The second point taken by Dr. Pal is that the assessee has not been given a copy of the reasons which induced the Income-tax Officer to issue notices under section 34(1A). It appears that by a letter dated July 13, 1955, the assessee asked the Income-tax Officer to give it an inspection of the records for the purpose of enabling it to comply with the notice under section 34(1A) of the Income-tax Act. But this request of the assessee was not complied with by the Income-tax Officer. In the application under article 226 there is a prayer for a mandamus directing the Income-tax Officer to give inspection of the material in his possession, the reasons recorded by the Income-tax Officer and the order or direction of the Central Board of Revenue expressing its satisfaction upon the reasons given by the Income-tax Officer. Before this court Dr. Pal based his right to get a copy of the reasons of the Income-tax Officer entirely upon section 76 of the Indian Evidence Act. According to that section, "every public officer having the custody of a public docume nt, which any person has a right to inspect, shall give that person on demand a copy of it on payment of the legal fees therefor." There is no averment in the application under article 226 of the Constitution to the effect that the copy asked for is in the custody of the respondents or any of them. Mr. Meyer has contended before us that the executive head of the Income-tax Department in the State of West Bengal is the Commissioner of Income-tax, West Bengal, who has not been impleaded in the present proceeding. He has also argued that the reasons recorded by the Income-tax Officer under section 34(1A) of the Indian Income-tax Act were presumably forwarded to the Central Board of Revenue and the record of reasons is presumably in the custody of the Central Board of Revenue which has not also been impleaded in the present proceeding. The point was not raised by the appellant in the trial court and, in the circumstances of this case, it is impossible for us to give any relief to the appellant in this respect.
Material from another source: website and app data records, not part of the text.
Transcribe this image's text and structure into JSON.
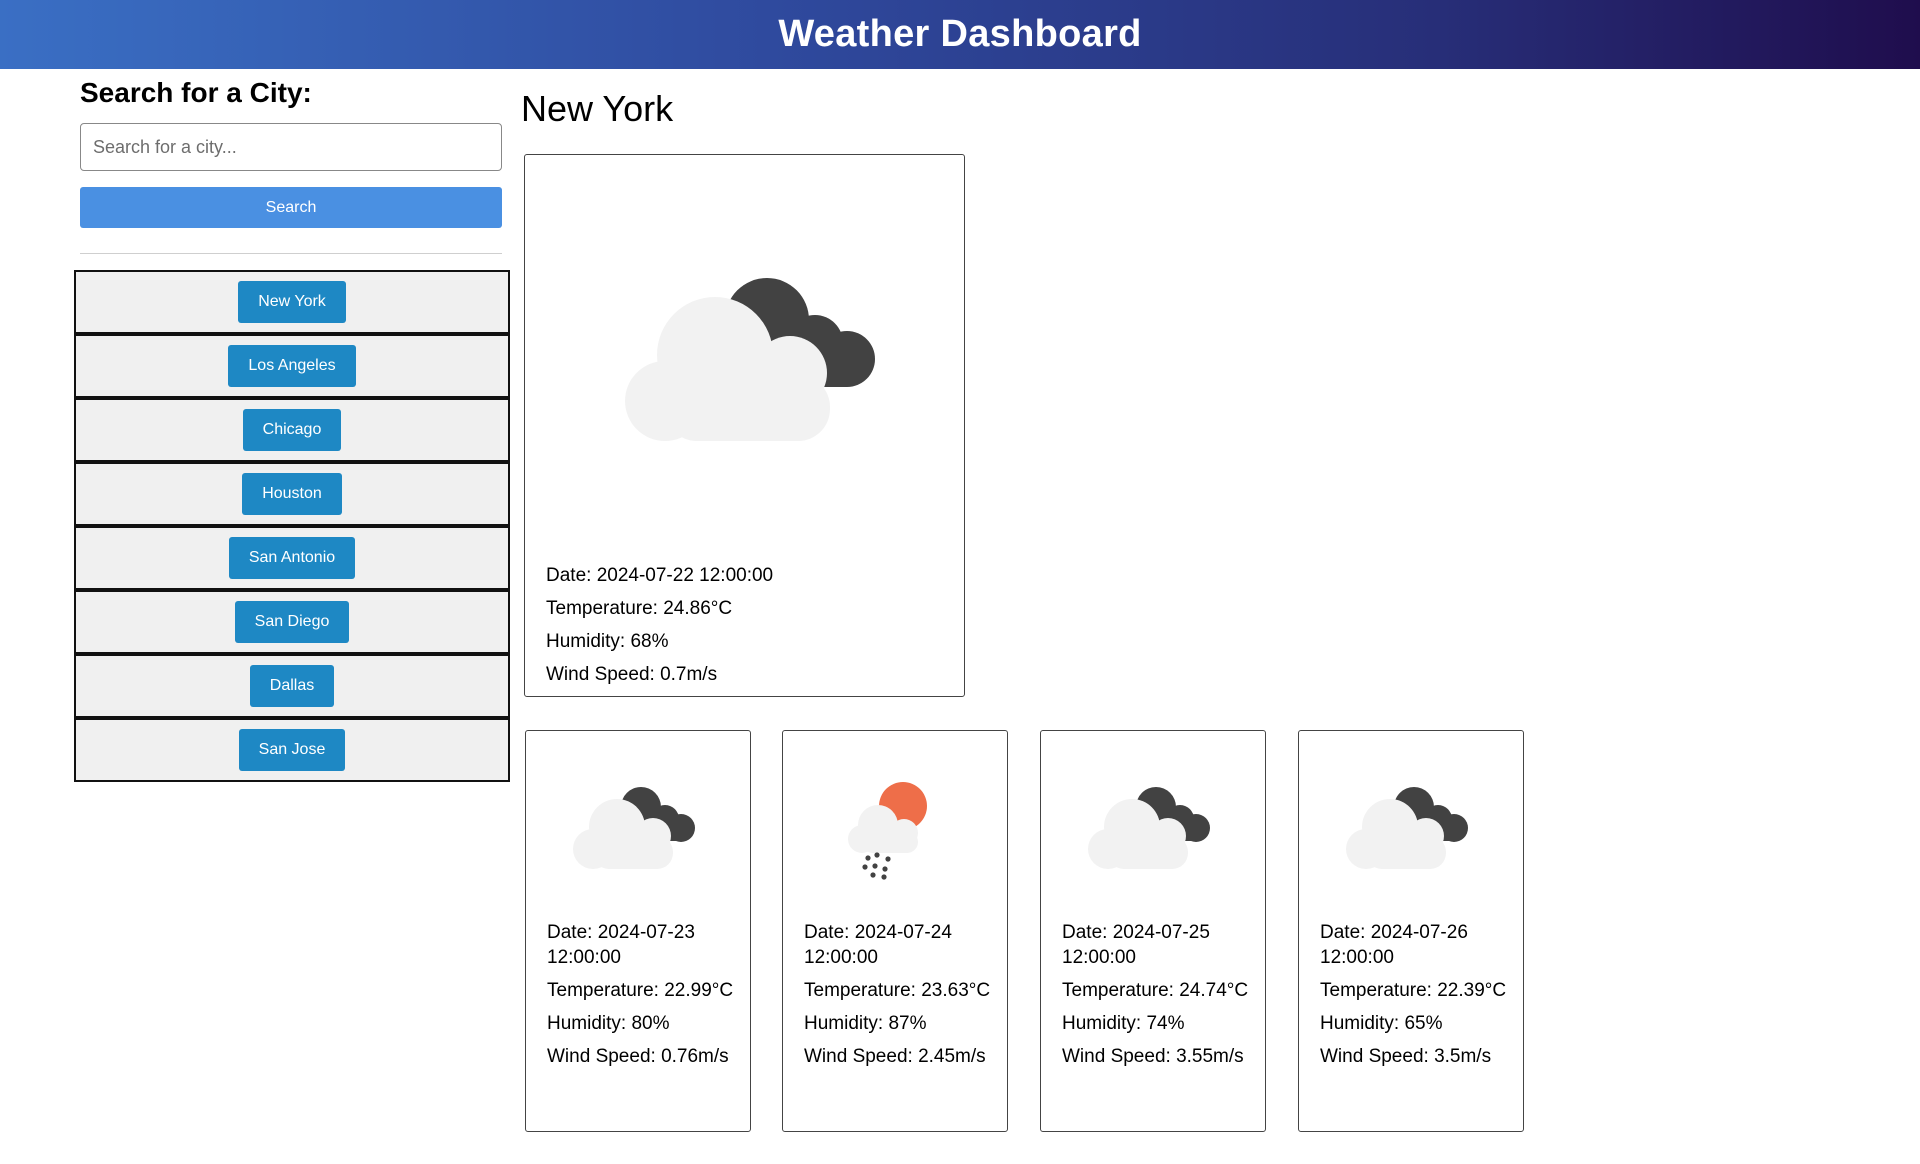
{
  "header": {
    "title": "Weather Dashboard"
  },
  "sidebar": {
    "heading": "Search for a City:",
    "search_placeholder": "Search for a city...",
    "search_button": "Search",
    "cities": [
      "New York",
      "Los Angeles",
      "Chicago",
      "Houston",
      "San Antonio",
      "San Diego",
      "Dallas",
      "San Jose"
    ]
  },
  "main": {
    "city": "New York",
    "current": {
      "icon": "broken-clouds-icon",
      "date": "Date: 2024-07-22 12:00:00",
      "temperature": "Temperature: 24.86°C",
      "humidity": "Humidity: 68%",
      "wind": "Wind Speed: 0.7m/s"
    },
    "forecast": [
      {
        "icon": "broken-clouds-icon",
        "date": "Date: 2024-07-23 12:00:00",
        "temperature": "Temperature: 22.99°C",
        "humidity": "Humidity: 80%",
        "wind": "Wind Speed: 0.76m/s"
      },
      {
        "icon": "rain-sun-icon",
        "date": "Date: 2024-07-24 12:00:00",
        "temperature": "Temperature: 23.63°C",
        "humidity": "Humidity: 87%",
        "wind": "Wind Speed: 2.45m/s"
      },
      {
        "icon": "broken-clouds-icon",
        "date": "Date: 2024-07-25 12:00:00",
        "temperature": "Temperature: 24.74°C",
        "humidity": "Humidity: 74%",
        "wind": "Wind Speed: 3.55m/s"
      },
      {
        "icon": "broken-clouds-icon",
        "date": "Date: 2024-07-26 12:00:00",
        "temperature": "Temperature: 22.39°C",
        "humidity": "Humidity: 65%",
        "wind": "Wind Speed: 3.5m/s"
      }
    ]
  },
  "colors": {
    "header_gradient_start": "#3a6fc4",
    "header_gradient_end": "#1f0d4d",
    "search_button": "#4a90e2",
    "city_button": "#1e88c4",
    "city_row_bg": "#f0f0f0",
    "dark_cloud": "#424242",
    "light_cloud": "#f2f2f2",
    "sun": "#ee6e49"
  }
}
In this view of the matter, it is unnecessary for us in the present case to decide the question whether the record of reasons of the Income-tax Officer is a public document within the meaning of section 76 of the Indian Evidence Act or the assessee had a right to inspect the same.